memory. I'll look at ace to see how this macro is implemented for
borland... AH, here it is:
# define ACE_UNUSED_ARG(a) (a)
Hmm, looks pretty simple. I like this macro, BTW, rather than doing
whatever you do inside code to fix it, since this actually documents
WHAT you're trying to do.
--
Chris (TeamB);
 

Re:bcb6 incorrectly warns 'declared but never used'

Tamas Demjen < XXXX@XXXXX.COM >writes:
Quote
Here's a {*word*193} one that works:
*const_cast<int*>(&nTimes) = nTimes;

But I'm not sure if I would do this. This works too, but I'm not sure
how portable it is. You might want to #ifdef the #pragmas for Borland:
The original code looked like this:
const int nTimes = 3;
for (int k=0; k<nTimes; k++){
MessageBox(0,"MESSAGE","TITLE",0);
}
Thus nTimes is REALLY const.
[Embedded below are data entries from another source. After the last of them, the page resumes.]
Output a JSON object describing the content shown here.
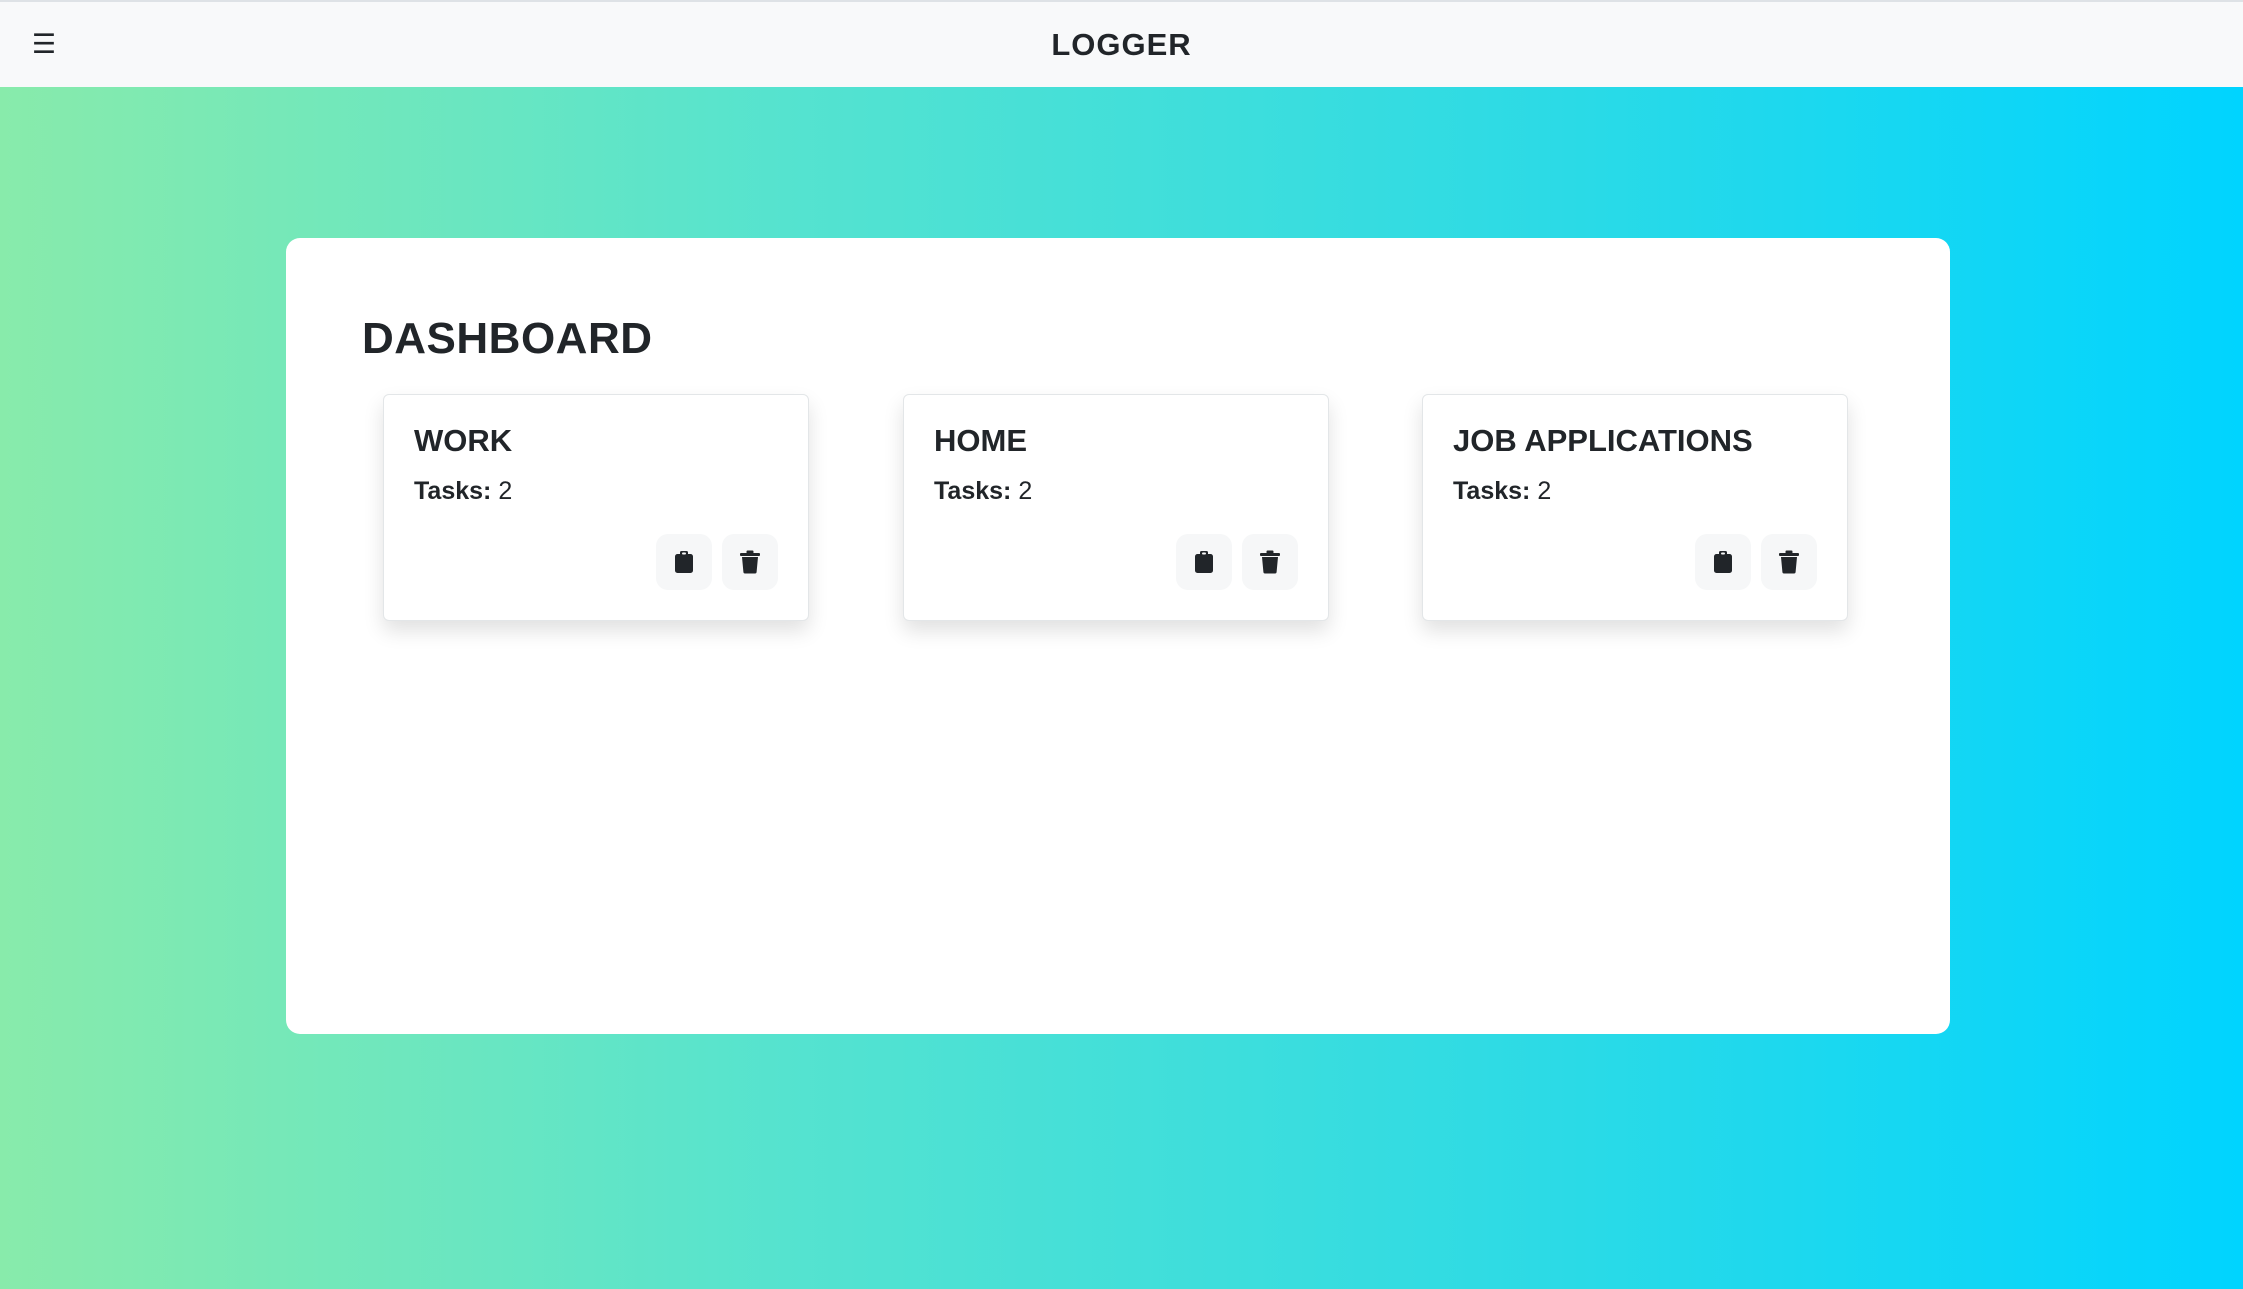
{
  "navbar": {
    "menu_icon": "☰",
    "brand": "LOGGER"
  },
  "dashboard": {
    "title": "DASHBOARD",
    "cards": [
      {
        "title": "WORK",
        "tasks_label": "Tasks:",
        "tasks_count": "2"
      },
      {
        "title": "HOME",
        "tasks_label": "Tasks:",
        "tasks_count": "2"
      },
      {
        "title": "JOB APPLICATIONS",
        "tasks_label": "Tasks:",
        "tasks_count": "2"
      }
    ]
  },
  "icons": {
    "open": "clipboard-icon",
    "delete": "trash-icon"
  },
  "colors": {
    "gradient_start": "#88ebab",
    "gradient_end": "#00d4ff",
    "navbar_bg": "#f8f9fa",
    "text": "#212529"
  }
}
It is undefined to cast away constness
on variables that are created being const, and especially bad to write
to those addresses. It can/will crash on many systems. The compiler
can put "truly const" values into a read-only memory page, so if you
attempt to write to it you'll cause a fault from the OS, likely
becomming an access violation or segmentation fault.
And since this is doing a real assignment, it is not a zero-overhead
solution, even if it doesn't crash.
--
Chris (TeamB);